The Treasury Department yesterday abruptly withdrew a key section of proposed pension rules after company and worker groups complained it would penalize efforts to help older workers.
The rules cover companies' conversion of traditional pensions to "cash-balance" plans, which have been criticized as penalizing older workers.
The department rescinded nondiscrimination requirements of the pending regulation following protests that the provisions would prevent employers from aiding veteran employees, such as giving them "grandfather" rights to remain in the old plan.
Cash-balance plans allow workers to earn benefits in more or less even increments over their time on the job rather than concentrating benefit accumulations in the final years of employment. In many cases, long-serving workers have found that their pensions would be smaller under a cash-balance plan than they expected under the traditional plan.

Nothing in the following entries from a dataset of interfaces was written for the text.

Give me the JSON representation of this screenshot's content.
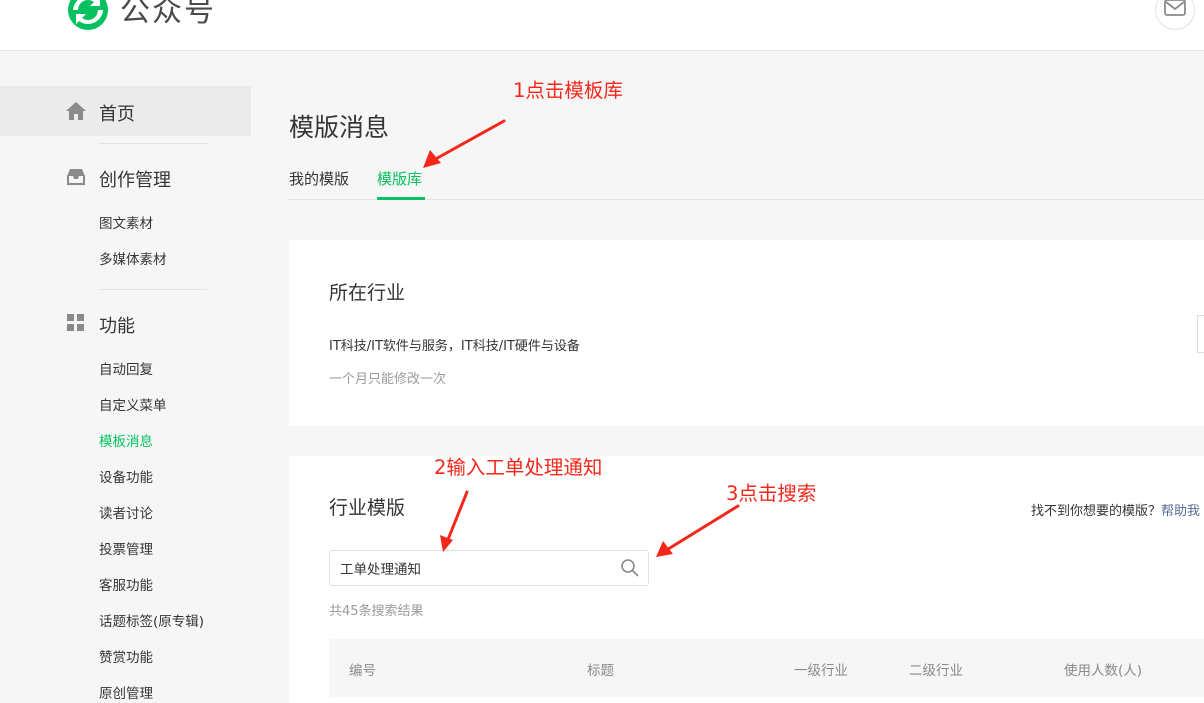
{
  "header": {
    "brand": "公众号",
    "logo_icon": "wechat-mp-logo-icon",
    "mail_icon": "mail-icon",
    "accent": "#07c160"
  },
  "sidebar": {
    "home": {
      "label": "首页",
      "icon": "home-icon"
    },
    "creation": {
      "label": "创作管理",
      "icon": "inbox-icon",
      "items": [
        "图文素材",
        "多媒体素材"
      ]
    },
    "features": {
      "label": "功能",
      "icon": "grid-icon",
      "items": [
        "自动回复",
        "自定义菜单",
        "模板消息",
        "设备功能",
        "读者讨论",
        "投票管理",
        "客服功能",
        "话题标签(原专辑)",
        "赞赏功能",
        "原创管理"
      ],
      "active_index": 2
    }
  },
  "main": {
    "title": "模版消息",
    "tabs": [
      {
        "label": "我的模版",
        "active": false
      },
      {
        "label": "模版库",
        "active": true
      }
    ],
    "industry_card": {
      "title": "所在行业",
      "industry": "IT科技/IT软件与服务，IT科技/IT硬件与设备",
      "note": "一个月只能修改一次"
    },
    "template_card": {
      "title": "行业模版",
      "help_text": "找不到你想要的模版？",
      "help_link": "帮助我",
      "search_value": "工单处理通知",
      "search_icon": "search-icon",
      "result_count": "共45条搜索结果",
      "columns": [
        "编号",
        "标题",
        "一级行业",
        "二级行业",
        "使用人数(人)"
      ]
    }
  },
  "annotations": {
    "step1": "1点击模板库",
    "step2": "2输入工单处理通知",
    "step3": "3点击搜索",
    "color": "#f5271b"
  }
}
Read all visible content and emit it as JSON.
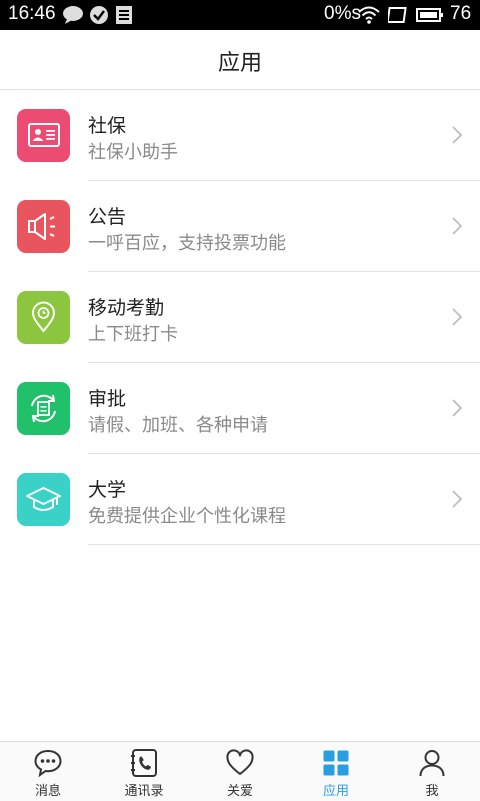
{
  "status_bar": {
    "time": "16:46",
    "data_rate": "0%s",
    "battery": "76"
  },
  "header": {
    "title": "应用"
  },
  "apps": [
    {
      "name": "社保",
      "desc": "社保小助手",
      "icon": "id-card-icon",
      "color": "#ec4c72"
    },
    {
      "name": "公告",
      "desc": "一呼百应，支持投票功能",
      "icon": "speaker-icon",
      "color": "#e9555f"
    },
    {
      "name": "移动考勤",
      "desc": "上下班打卡",
      "icon": "location-pin-icon",
      "color": "#8cc63e"
    },
    {
      "name": "审批",
      "desc": "请假、加班、各种申请",
      "icon": "approval-refresh-icon",
      "color": "#21c16b"
    },
    {
      "name": "大学",
      "desc": "免费提供企业个性化课程",
      "icon": "graduation-cap-icon",
      "color": "#3ad2c6"
    }
  ],
  "tabs": [
    {
      "label": "消息",
      "icon": "chat-bubble-icon",
      "active": false
    },
    {
      "label": "通讯录",
      "icon": "contacts-icon",
      "active": false
    },
    {
      "label": "关爱",
      "icon": "heart-icon",
      "active": false
    },
    {
      "label": "应用",
      "icon": "apps-grid-icon",
      "active": true
    },
    {
      "label": "我",
      "icon": "person-icon",
      "active": false
    }
  ],
  "colors": {
    "accent": "#2a9fe0",
    "tab_inactive": "#333333"
  }
}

About 300 large companies, including International Business Machines Corp., have converted their pension plans in recent years, arguing that cash-balance plans distribute benefits more equitably and better fit today's more mobile workforce.
Workers who lost pension benefits with such conversions have argued, in court and elsewhere, that cash-balance plans illegally discriminate against older employees. The proposed regulations that Treasury issued in December specifically say that cash-balance plans do not violate age-discriminationlaws. They also included the contentious nondiscrimination provisions.
A sign of the controversy came in January when Treasury Secretary John W. Snow's Senate confirmation vote was held up while he met with Sens. Tom Harkin (D-Iowa) and Richard J. Durbin (D-Ill.) and promised to take a "fresh look" at the proposed regulations.
"The proposed nondiscrimination regulations would have had the unintended effect of making it more difficult for employers to provide workers with transition relief in cash balance conversions," Pamela Olson, Treasury's assistant secretary for tax policy, said in a statement. "When the effect was identified, Treasury and IRS decided to withdraw the proposed nondiscrimination regulations immediately so they do not prevent employers from reducing the impact of cash balance conversions on their employees."
The agencies will propose the rules again after obtaining additional comments. The IRS has scheduled hearings for tomorrow and Thursday to listen to comments on the proposed regulations.
Both sides of the cash-balance issue applauded yesterday's withdrawal.Rep. Bernard Sanders (I-Vt.), who has many unhappy IBM employees among his constituents, said in a statement yesterday that the withdrawal was a wise move, but he charged that the agencies did not go far enough.
Though removing the nondiscrimination rules would allow companies to give workers a choice between the old plan and the new one, it would not require them to do so, Sanders said. He plans to introduce legislation to kill the regulations permanently and to compel employers that convert to cash-balance plans to provide such a choice.
Mark Ugoretz of the ERISA Industry Committee, a large-employer group, said withdrawing the proposed rules "made eminent sense." Basically, the agencies "are admitting that they erred."
"In a conversion to a cash-balance plan employers were providing something extra to protect older workers, and [because] older workers tended to be more highly compensated . . . it was more likely they would flunk the nondiscrimination test," Ugoretz said, adding that the pay level involved is $90,000 -- "we are not talking millions [of dollars] here."
The American Benefits Council, an employer group, said that as originally proposed the rules would have made "several changes to the nondiscrimination rules . . . effectively prohibiting the vast majority of transition techniques employers use to help older workers when pension plans convert to cash balance designs."